I met Toshiko right after her introduction to the board of administration of Dassault Systèmes. She held a conference here at the Vélizy Campus the same day and I thought you’d like to hear her thoughts on Design and its near future…
You’re now member of the board of administration of Dassault Systèmes, congratulations! It’s a first of a kind for you… how does it feel?
That’s true yes! I served in non-profit boards in the past, mainly focused on arts and architecture. I’m currently part of the board “Architecture for Humanity”, advising them on design excellence quality.
So this is my first time in a corporate board. It’s a very humbling experience, I’m learning a lot and I hope I’ll be able to contribute.
During your presentation this morning you talked a lot about how Architecture and Design will have evolved by 2050. Can you give us the three key points that will embody this revolution?
One of our major issues right now is food. We call it energy, water and food crisis as they’re interdependent on each other. What’s underlying is the uneven distribution of population and the rapid urbanization problems. How to provide these people with food, water and energy? It’s not so much about water scarcity but how to make it available according to the population density.
So my three items would be: jobs, water and food. We already have a job shortage which triggers instability in the developing world. In Middle East and Northern Africa, young people don’t find jobs and thus rebel. It’s as simple as that and unfortunately it will not happen in 2050 – it’s already happening.
So, if you build something, it automatically brings in jobs. Then, if it attracts attention, it will also bring in tourists, which means income. So designers have to make sure that whatever they do, they make the best design, so that people notice it and want to come. Second step is to think about the opportunities your design has created for next generations, whether it is in terms of job growth, making buildings, designing a city, etc.
Native Americans say that for every act you do, you have to think about its impact seven generations down the road. So if you always think that way in design, it really is a sustainable practice but it’s also a much more global thinking.
Does this revolution in the way you think as an architect lead to a revolution in the way students learn architecture? Do we need renewed teaching models?
Definitely. We tend to think of teaching in architecture and design as a building or a product: it’s an object-based teaching. But now we’ve got to teach students the context as well.
For example, if we’re talking about a building, what’s surrounding it? Which city or town are we dealing with? What’s its relationship to nature? What’s its overall location? What about the geopolitics? How does it relate in terms of global issues?
The world we’re living in is very complex and consequences can affect much larger parameters. I’ve been teaching a course called Global re-Design Project for the last two years. I’m also about to teach another course centered on Global Risks and Management, i.e. how can design have a built-in resilient system so that buildings can withstand natural catastrophes for example.
The way you think about contextual issues, away from designing objects, is to know the parameters of different possibilities for both negative things (from terrorist attacks to tsunamis, earthquakes and so on) and good opportunities (bringing educational opportunities and healthcare to the children in Africa).

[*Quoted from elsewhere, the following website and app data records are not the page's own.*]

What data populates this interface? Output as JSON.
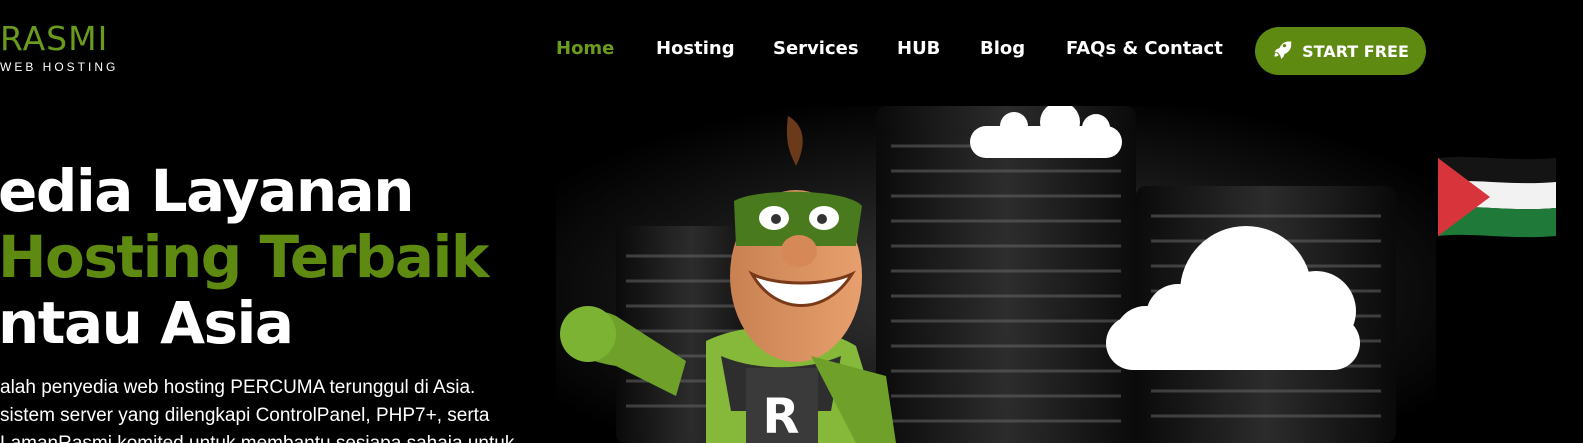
{
  "logo": {
    "name": "RASMI",
    "tagline": "WEB HOSTING"
  },
  "nav": {
    "items": [
      {
        "label": "Home",
        "active": true
      },
      {
        "label": "Hosting",
        "active": false
      },
      {
        "label": "Services",
        "active": false
      },
      {
        "label": "HUB",
        "active": false
      },
      {
        "label": "Blog",
        "active": false
      },
      {
        "label": "FAQs & Contact",
        "active": false
      }
    ],
    "cta_label": "START FREE",
    "cta_icon": "rocket-icon"
  },
  "hero": {
    "title_line1": "edia Layanan",
    "title_line2": "Hosting Terbaik",
    "title_line3": "ntau Asia",
    "desc_line1": "alah penyedia web hosting PERCUMA terunggul di Asia.",
    "desc_line2": "sistem server yang dilengkapi ControlPanel, PHP7+, serta",
    "desc_line3": "LamanRasmi komited untuk membantu sesiapa sahaja untuk"
  },
  "illustration": {
    "mascot_badge_letter": "R",
    "flag": "palestine-flag"
  },
  "colors": {
    "accent": "#5f8a12",
    "background": "#000000",
    "text": "#ffffff"
  }
}
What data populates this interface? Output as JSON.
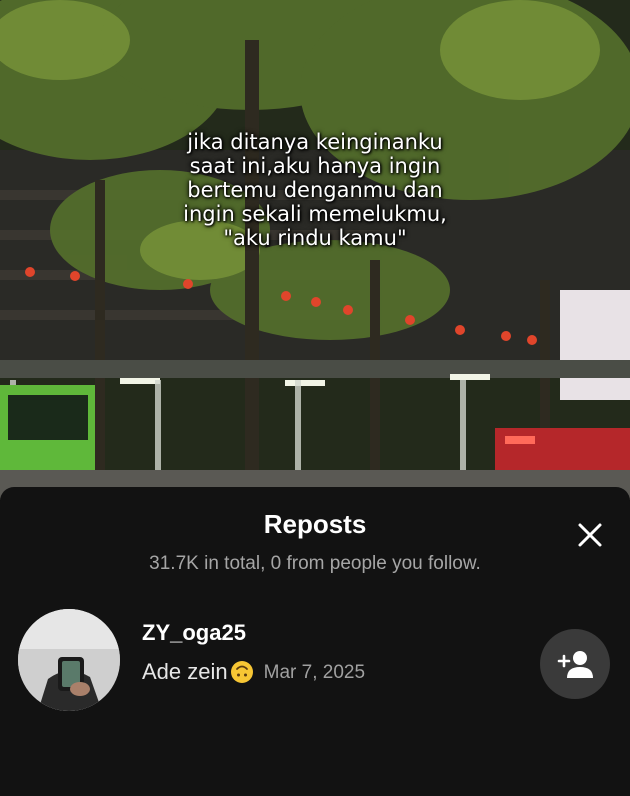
{
  "video": {
    "overlay_text": "jika ditanya keinginanku\nsaat ini,aku hanya ingin\nbertemu denganmu dan\ningin sekali memelukmu,\n\"aku rindu kamu\""
  },
  "reposts_sheet": {
    "title": "Reposts",
    "summary": "31.7K in total, 0 from people you follow.",
    "close_icon": "close-icon",
    "users": [
      {
        "username": "ZY_oga25",
        "display_name": "Ade zein",
        "emoji": "upside-down-face-emoji",
        "date": "Mar 7, 2025",
        "action_icon": "add-friend-icon"
      }
    ]
  },
  "colors": {
    "sheet_background": "#121212",
    "primary_text": "#ffffff",
    "secondary_text": "#a6a6a6",
    "follow_button_bg": "#3a3a3a"
  }
}
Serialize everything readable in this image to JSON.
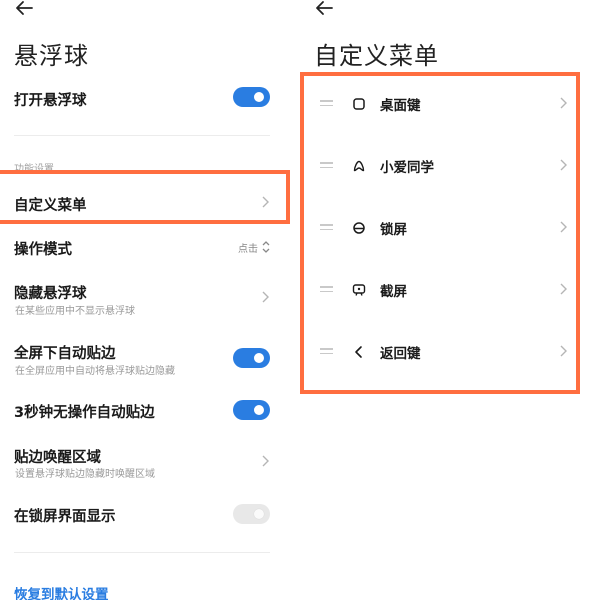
{
  "left_screen": {
    "title": "悬浮球",
    "toggle_float_ball": {
      "label": "打开悬浮球",
      "on": true
    },
    "section_label": "功能设置",
    "custom_menu": {
      "label": "自定义菜单"
    },
    "operation_mode": {
      "label": "操作模式",
      "value": "点击"
    },
    "hide_ball": {
      "label": "隐藏悬浮球",
      "sublabel": "在某些应用中不显示悬浮球"
    },
    "fullscreen_dock": {
      "label": "全屏下自动贴边",
      "sublabel": "在全屏应用中自动将悬浮球贴边隐藏",
      "on": true
    },
    "auto_dock_3s": {
      "label": "3秒钟无操作自动贴边",
      "on": true
    },
    "edge_wake_area": {
      "label": "贴边唤醒区域",
      "sublabel": "设置悬浮球贴边隐藏时唤醒区域"
    },
    "lockscreen_show": {
      "label": "在锁屏界面显示",
      "on": false
    },
    "restore_defaults": "恢复到默认设置"
  },
  "right_screen": {
    "title": "自定义菜单",
    "menu_items": [
      {
        "label": "桌面键",
        "icon": "home-square-icon"
      },
      {
        "label": "小爱同学",
        "icon": "xiaoai-icon"
      },
      {
        "label": "锁屏",
        "icon": "lock-icon"
      },
      {
        "label": "截屏",
        "icon": "screenshot-icon"
      },
      {
        "label": "返回键",
        "icon": "back-chevron-icon"
      }
    ]
  },
  "colors": {
    "accent": "#2a7de1",
    "highlight": "#ff6e40"
  }
}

The key is to turn the teaching model into something highly contextual: have larger parameters, be accessible and inclusive.

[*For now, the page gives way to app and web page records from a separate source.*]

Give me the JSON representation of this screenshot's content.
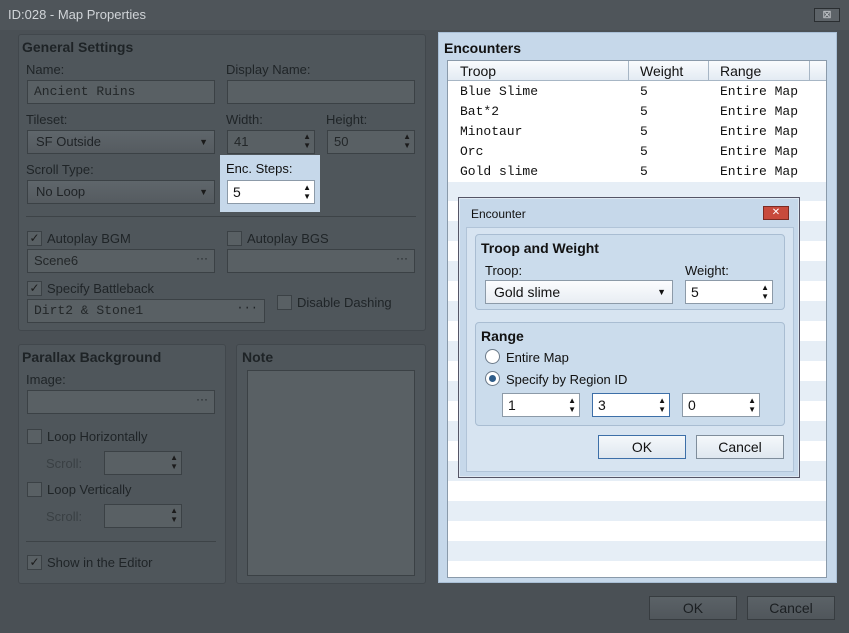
{
  "window": {
    "title": "ID:028 - Map Properties",
    "close": "⊠"
  },
  "general": {
    "header": "General Settings",
    "name_label": "Name:",
    "name_value": "Ancient Ruins",
    "display_name_label": "Display Name:",
    "display_name_value": "",
    "tileset_label": "Tileset:",
    "tileset_value": "SF Outside",
    "width_label": "Width:",
    "width_value": "41",
    "height_label": "Height:",
    "height_value": "50",
    "scroll_type_label": "Scroll Type:",
    "scroll_type_value": "No Loop",
    "enc_steps_label": "Enc. Steps:",
    "enc_steps_value": "5",
    "autoplay_bgm_label": "Autoplay BGM",
    "autoplay_bgm_value": "Scene6",
    "autoplay_bgs_label": "Autoplay BGS",
    "autoplay_bgs_value": "",
    "specify_battleback_label": "Specify Battleback",
    "battleback_value": "Dirt2 & Stone1",
    "disable_dashing_label": "Disable Dashing",
    "ellipsis": "···"
  },
  "parallax": {
    "header": "Parallax Background",
    "image_label": "Image:",
    "image_value": "",
    "loop_h_label": "Loop Horizontally",
    "scroll_label_1": "Scroll:",
    "loop_v_label": "Loop Vertically",
    "scroll_label_2": "Scroll:",
    "show_editor_label": "Show in the Editor"
  },
  "note": {
    "header": "Note",
    "value": ""
  },
  "encounters": {
    "header": "Encounters",
    "columns": [
      "Troop",
      "Weight",
      "Range"
    ],
    "rows": [
      {
        "troop": "Blue Slime",
        "weight": "5",
        "range": "Entire Map"
      },
      {
        "troop": "Bat*2",
        "weight": "5",
        "range": "Entire Map"
      },
      {
        "troop": "Minotaur",
        "weight": "5",
        "range": "Entire Map"
      },
      {
        "troop": "Orc",
        "weight": "5",
        "range": "Entire Map"
      },
      {
        "troop": "Gold slime",
        "weight": "5",
        "range": "Entire Map"
      }
    ]
  },
  "dialog": {
    "title": "Encounter",
    "close": "✕",
    "troop_weight_header": "Troop and Weight",
    "troop_label": "Troop:",
    "troop_value": "Gold slime",
    "weight_label": "Weight:",
    "weight_value": "5",
    "range_header": "Range",
    "entire_map_label": "Entire Map",
    "region_label": "Specify by Region ID",
    "region_values": [
      "1",
      "3",
      "0"
    ],
    "ok_label": "OK",
    "cancel_label": "Cancel"
  },
  "footer": {
    "ok_label": "OK",
    "cancel_label": "Cancel"
  },
  "glyphs": {
    "check": "✓",
    "arrow_down": "▼",
    "spin": "▲\n▼"
  },
  "colors": {
    "accent": "#c6d8ea",
    "dim_background": "#4a5055",
    "close_red": "#c84a3c"
  }
}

Any thought that pops up in your mind? I had a thousand ones when I interviewed her!